Knee contended he has to disclose only his three-page
memo outlining disciplinary action taken against
Sheffield , and not the internal affairs investigation.
The separate homicide investigation, which does not
include all the same information as the internal affairs
report, is given to the grand jury. Ultimately, if the
police release a report to the public, it will be the
report by the homicide detectives.
Jennifer Riggs, an attorney who sometimes represents
the newspaper in such cases, argued that police should
release the investigation of the shooting now.
``My opinion is, if homicide does a
separate investigation, that should be released now that
there is a no-bill from the grand jury,'' she said.
The police disagree and have appealed the
newspaper's request to the state attorney general.
Hearing this week
lawyer, David Frank, said he has met with the same
resistance from police and prosecutors. He subpoenaed
the chief and Sheffield' s records for a pretrial
hearing this week. The Police Department is likely to
fight the subpoena.
Frank said the police
have not proved there was a robbery and have not found a
weapon. He said Sheffield fired prematurely. ``It really
does sound to me like they made a really horrible
judgment and then tried to clean it up by arresting
(Steen) for a crime he had no connection to,'' Frank
Prosecutors deny that.
As for Sheffield's punishment, the law allows the
police chief to suspend an officer for up to 15 days or
fire him. Knee said he rarely discusses personnel
issues. In this case, Knee said, ``When you have a good
officer who made a mistake -- taking into consideration
everything happening out there -- you must ensure he
makes sound decisions in the future."
Knee waived the one-day suspension, pending completion
of the training on when and when not to shoot.
The Police Department's critics were
unaware of that waiver, because the disciplinary actions

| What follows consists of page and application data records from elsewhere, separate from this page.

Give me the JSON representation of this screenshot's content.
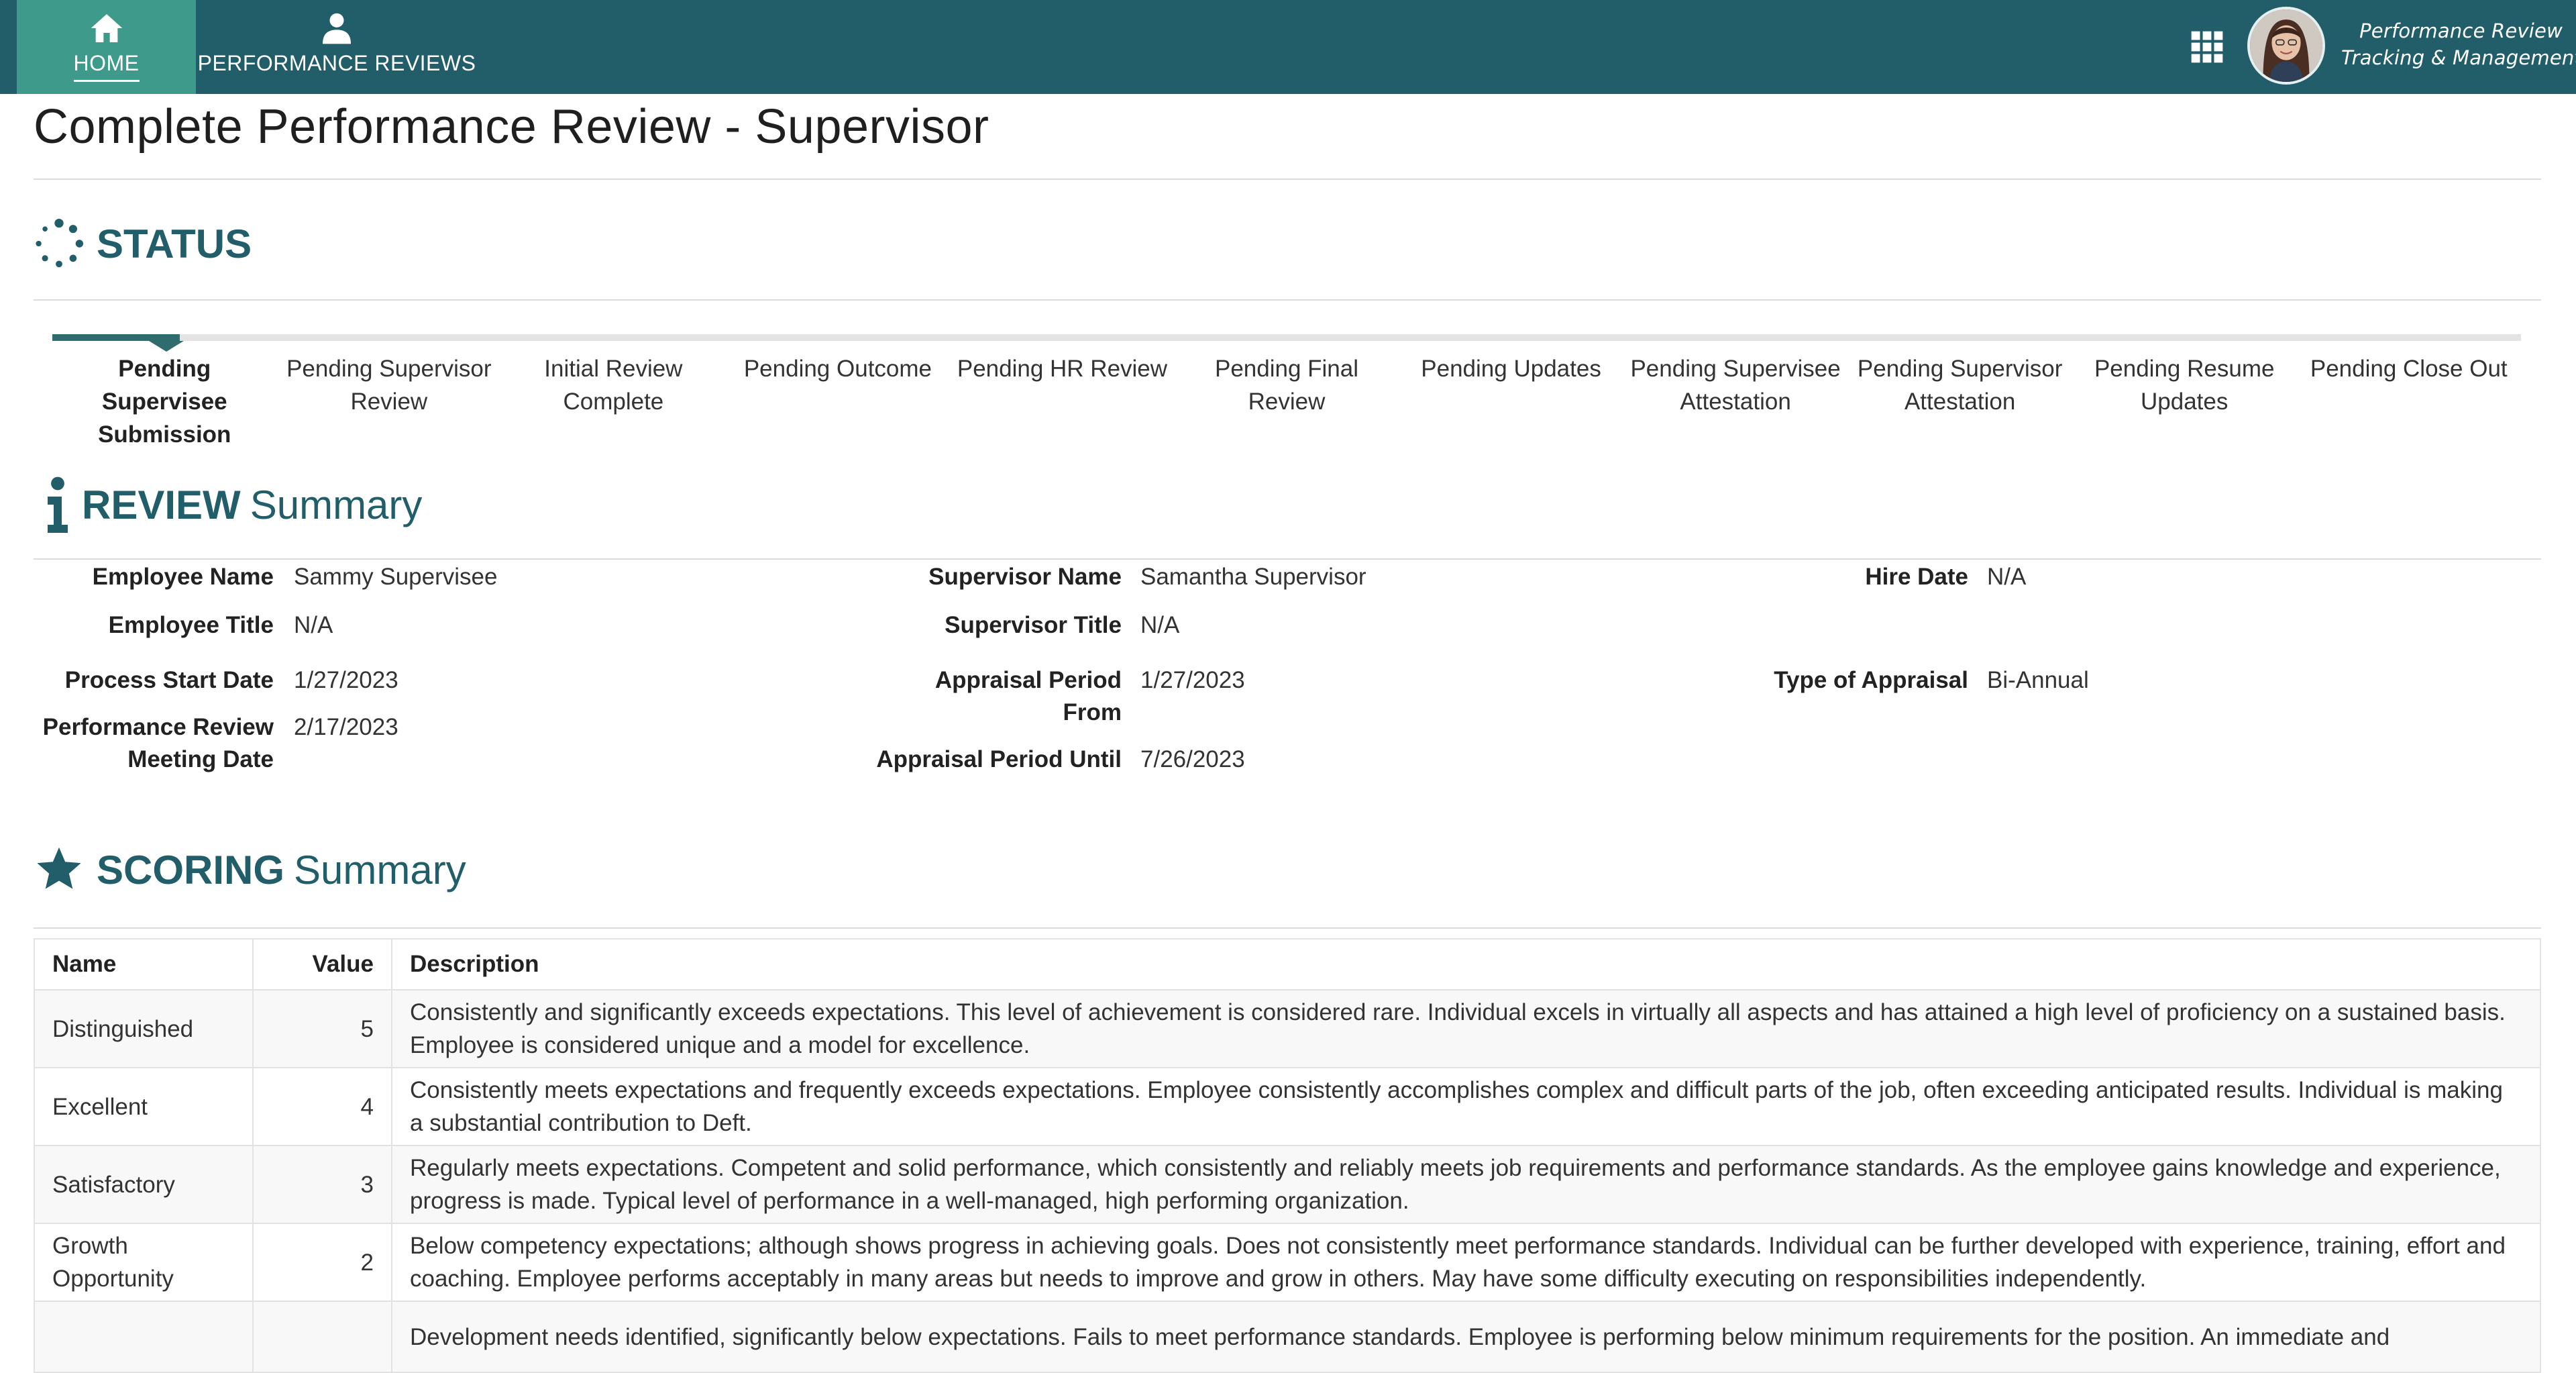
{
  "nav": {
    "home_label": "HOME",
    "reviews_label": "PERFORMANCE REVIEWS",
    "apps_icon": "grid-icon",
    "brand_line1": "Performance Review",
    "brand_line2": "Tracking & Management"
  },
  "page": {
    "title": "Complete Performance Review - Supervisor"
  },
  "status": {
    "heading": "STATUS",
    "steps": [
      "Pending Supervisee Submission",
      "Pending Supervisor Review",
      "Initial Review Complete",
      "Pending Outcome",
      "Pending HR Review",
      "Pending Final Review",
      "Pending Updates",
      "Pending Supervisee Attestation",
      "Pending Supervisor Attestation",
      "Pending Resume Updates",
      "Pending Close Out"
    ],
    "active_index": 0
  },
  "review": {
    "heading_bold": "REVIEW",
    "heading_light": "Summary",
    "employee_name_label": "Employee Name",
    "employee_name": "Sammy Supervisee",
    "employee_title_label": "Employee Title",
    "employee_title": "N/A",
    "process_start_label": "Process Start Date",
    "process_start": "1/27/2023",
    "meeting_date_label": "Performance Review Meeting Date",
    "meeting_date": "2/17/2023",
    "supervisor_name_label": "Supervisor Name",
    "supervisor_name": "Samantha Supervisor",
    "supervisor_title_label": "Supervisor Title",
    "supervisor_title": "N/A",
    "period_from_label": "Appraisal Period From",
    "period_from": "1/27/2023",
    "period_until_label": "Appraisal Period Until",
    "period_until": "7/26/2023",
    "hire_date_label": "Hire Date",
    "hire_date": "N/A",
    "appraisal_type_label": "Type of Appraisal",
    "appraisal_type": "Bi-Annual"
  },
  "scoring": {
    "heading_bold": "SCORING",
    "heading_light": "Summary",
    "columns": [
      "Name",
      "Value",
      "Description"
    ],
    "rows": [
      {
        "name": "Distinguished",
        "value": "5",
        "description": "Consistently and significantly exceeds expectations. This level of achievement is considered rare. Individual excels in virtually all aspects and has attained a high level of proficiency on a sustained basis. Employee is considered unique and a model for excellence."
      },
      {
        "name": "Excellent",
        "value": "4",
        "description": "Consistently meets expectations and frequently exceeds expectations. Employee consistently accomplishes complex and difficult parts of the job, often exceeding anticipated results. Individual is making a substantial contribution to Deft."
      },
      {
        "name": "Satisfactory",
        "value": "3",
        "description": "Regularly meets expectations. Competent and solid performance, which consistently and reliably meets job requirements and performance standards. As the employee gains knowledge and experience, progress is made. Typical level of performance in a well-managed, high performing organization."
      },
      {
        "name": "Growth Opportunity",
        "value": "2",
        "description": "Below competency expectations; although shows progress in achieving goals. Does not consistently meet performance standards. Individual can be further developed with experience, training, effort and coaching. Employee performs acceptably in many areas but needs to improve and grow in others. May have some difficulty executing on responsibilities independently."
      },
      {
        "name": "",
        "value": "",
        "description": "Development needs identified, significantly below expectations. Fails to meet performance standards. Employee is performing below minimum requirements for the position. An immediate and"
      }
    ]
  },
  "colors": {
    "topbar": "#215e6a",
    "home_active": "#3e9b8c",
    "accent": "#215e6a",
    "tracker_active": "#2f6c6d"
  }
}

are filed with the city's human resources department.
The waiver, however, is kept in the Police Department' s
confidential personnel files.

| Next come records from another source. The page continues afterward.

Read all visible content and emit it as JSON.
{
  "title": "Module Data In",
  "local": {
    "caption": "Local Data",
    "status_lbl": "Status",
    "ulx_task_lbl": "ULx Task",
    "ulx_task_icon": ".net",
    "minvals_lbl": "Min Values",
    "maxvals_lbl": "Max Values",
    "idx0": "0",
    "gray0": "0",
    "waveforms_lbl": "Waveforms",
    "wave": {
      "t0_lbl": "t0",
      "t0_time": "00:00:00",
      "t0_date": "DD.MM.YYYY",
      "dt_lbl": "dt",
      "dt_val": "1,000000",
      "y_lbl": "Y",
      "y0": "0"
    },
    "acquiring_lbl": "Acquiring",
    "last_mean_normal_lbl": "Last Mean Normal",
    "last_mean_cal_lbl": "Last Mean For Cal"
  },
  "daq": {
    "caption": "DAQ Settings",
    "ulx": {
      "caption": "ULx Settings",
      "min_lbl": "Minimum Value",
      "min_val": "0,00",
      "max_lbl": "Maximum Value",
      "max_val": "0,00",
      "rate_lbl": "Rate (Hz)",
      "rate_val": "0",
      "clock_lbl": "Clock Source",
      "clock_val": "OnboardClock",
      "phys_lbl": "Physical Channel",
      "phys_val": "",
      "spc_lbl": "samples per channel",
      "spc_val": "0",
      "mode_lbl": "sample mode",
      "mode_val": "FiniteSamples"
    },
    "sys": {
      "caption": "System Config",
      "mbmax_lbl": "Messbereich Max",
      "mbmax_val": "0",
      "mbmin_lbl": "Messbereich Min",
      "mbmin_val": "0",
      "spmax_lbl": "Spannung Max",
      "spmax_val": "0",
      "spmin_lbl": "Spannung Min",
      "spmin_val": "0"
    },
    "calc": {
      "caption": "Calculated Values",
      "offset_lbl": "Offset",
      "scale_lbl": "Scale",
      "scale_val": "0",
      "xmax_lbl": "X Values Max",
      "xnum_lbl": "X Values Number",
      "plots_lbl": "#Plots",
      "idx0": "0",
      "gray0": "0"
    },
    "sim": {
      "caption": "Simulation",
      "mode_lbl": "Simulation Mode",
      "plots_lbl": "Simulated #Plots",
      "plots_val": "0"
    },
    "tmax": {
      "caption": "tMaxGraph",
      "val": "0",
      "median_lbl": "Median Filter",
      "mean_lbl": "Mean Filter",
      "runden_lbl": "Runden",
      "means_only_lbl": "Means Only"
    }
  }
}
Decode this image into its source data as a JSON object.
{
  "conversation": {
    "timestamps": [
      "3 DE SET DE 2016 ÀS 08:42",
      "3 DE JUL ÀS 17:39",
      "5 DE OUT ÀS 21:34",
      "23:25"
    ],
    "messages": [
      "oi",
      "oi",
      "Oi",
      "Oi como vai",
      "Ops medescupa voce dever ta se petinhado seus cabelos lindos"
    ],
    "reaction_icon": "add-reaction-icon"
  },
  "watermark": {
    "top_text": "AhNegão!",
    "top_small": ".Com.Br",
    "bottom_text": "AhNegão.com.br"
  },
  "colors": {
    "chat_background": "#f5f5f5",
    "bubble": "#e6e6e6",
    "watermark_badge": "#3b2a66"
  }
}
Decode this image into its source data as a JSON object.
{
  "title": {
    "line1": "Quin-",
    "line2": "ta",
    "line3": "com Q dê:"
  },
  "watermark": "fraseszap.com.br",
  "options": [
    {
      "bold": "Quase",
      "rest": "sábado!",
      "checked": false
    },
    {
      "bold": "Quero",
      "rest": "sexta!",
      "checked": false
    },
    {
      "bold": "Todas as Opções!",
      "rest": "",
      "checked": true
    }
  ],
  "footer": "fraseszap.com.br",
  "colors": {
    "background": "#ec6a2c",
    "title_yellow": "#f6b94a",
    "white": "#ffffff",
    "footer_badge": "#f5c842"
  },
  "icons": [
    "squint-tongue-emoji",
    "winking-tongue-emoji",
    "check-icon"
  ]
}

Sheffield's one-day suspension was waived, the NAACP's
White said: ``That's a shocker. It's a disgrace."
It may be months, if ever, before the

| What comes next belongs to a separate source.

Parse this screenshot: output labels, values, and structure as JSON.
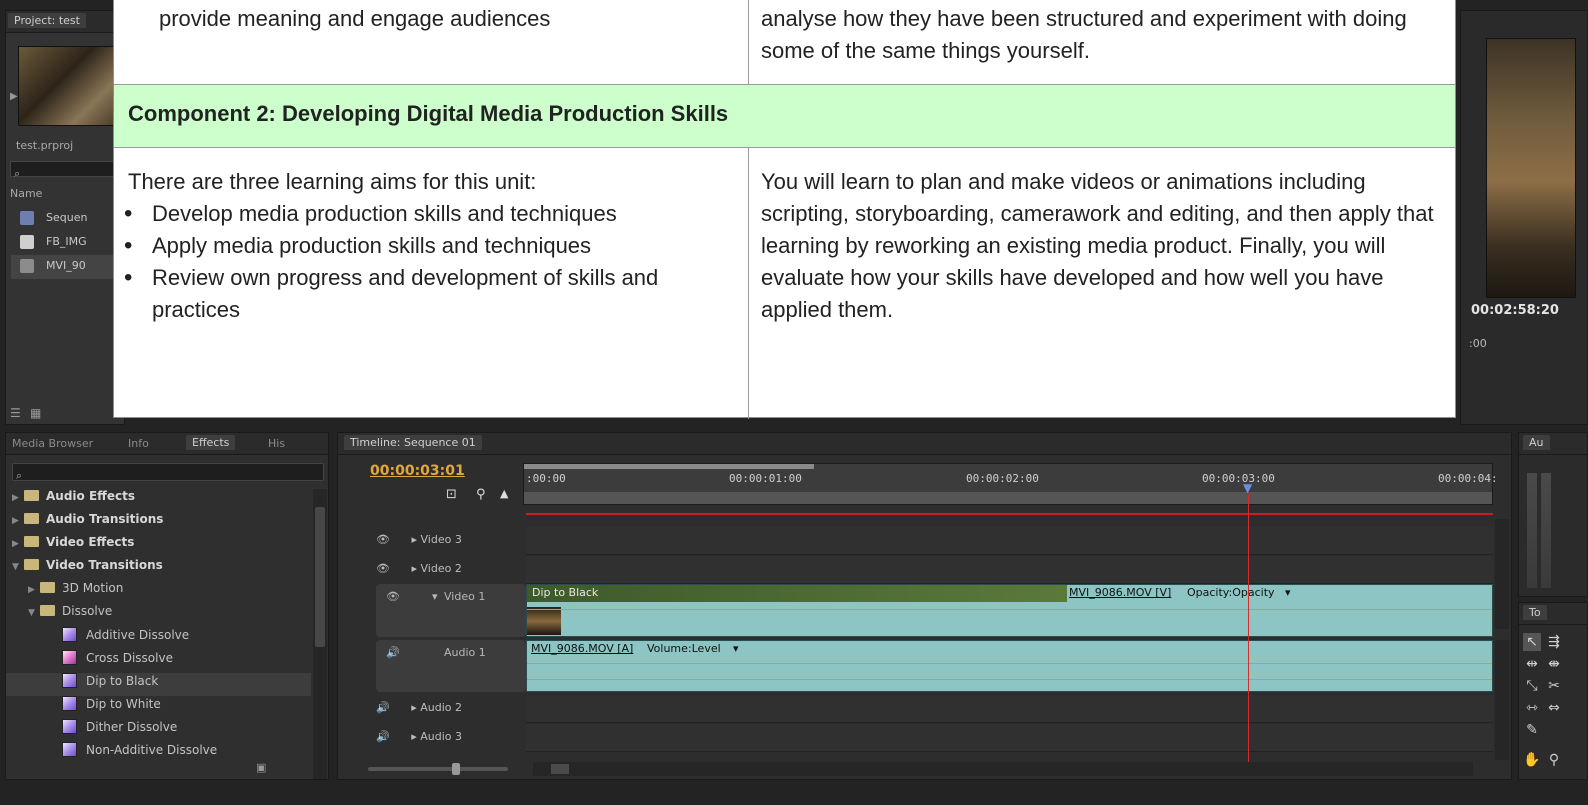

details of the shooting are disclosed. Ann del Llano,
who is doubling as Steen's co-counsel and as the local
ACLU president, said it is time to open up the system.
``The police investigate the police. The
police are the only people who get the sworn statements,
who can force the cops to talk, and who are the only
ones to see what they say,'' she said. Last month, the
local ACLU board voted to begin lobbying for a change.
White said: ``Regardless of Steen's
criminal record, he's got rights. If the police don't
reprimand their officers, the next time it may be me who
Tom Stribling, the lawyer for
the Austin Police Association, the union that represents
about 97 percent of the force's roughly 1,035 officers,
defended the system. If the public is unhappy about the
grand jury review, it can hold the Travis County
district attorney accountable, he said. If the public is
concerned about the police investigations or a one-day
suspension, it can hold the chief, the city manager and
the Austin City Council responsible, he said.
``They have the ability to have their elected and
appointed officials account to them,'' Stribling said.
``The system works."
The shooting in
This is what happened at 504 San
Jose St. in the early morning hours of Oct. 11,
according to interviews and a memo by Austin Police
Chief Stan Knee.
Answering an armed
robbery call, more than 20 Austin police officers
surrounded a North Austin house. Officer Keith Sheffield
watched the back of the house from a neighbor's yard,
some 60 feet away. It was dark and raining heavily.
Gregory Steen jumped from the window and
fell. As he rose, Officer Keith Sheffield fired twice.
Steen ran away, clearing two short fences
before collapsing from a gunshot wound to the back.
Copyright © 1998, The Austin
Laylan Copelin, Dave Harmon, Shooting brings new focus on
police review: Officer's suspension is waived; fairness
of self-investigation is questioned.,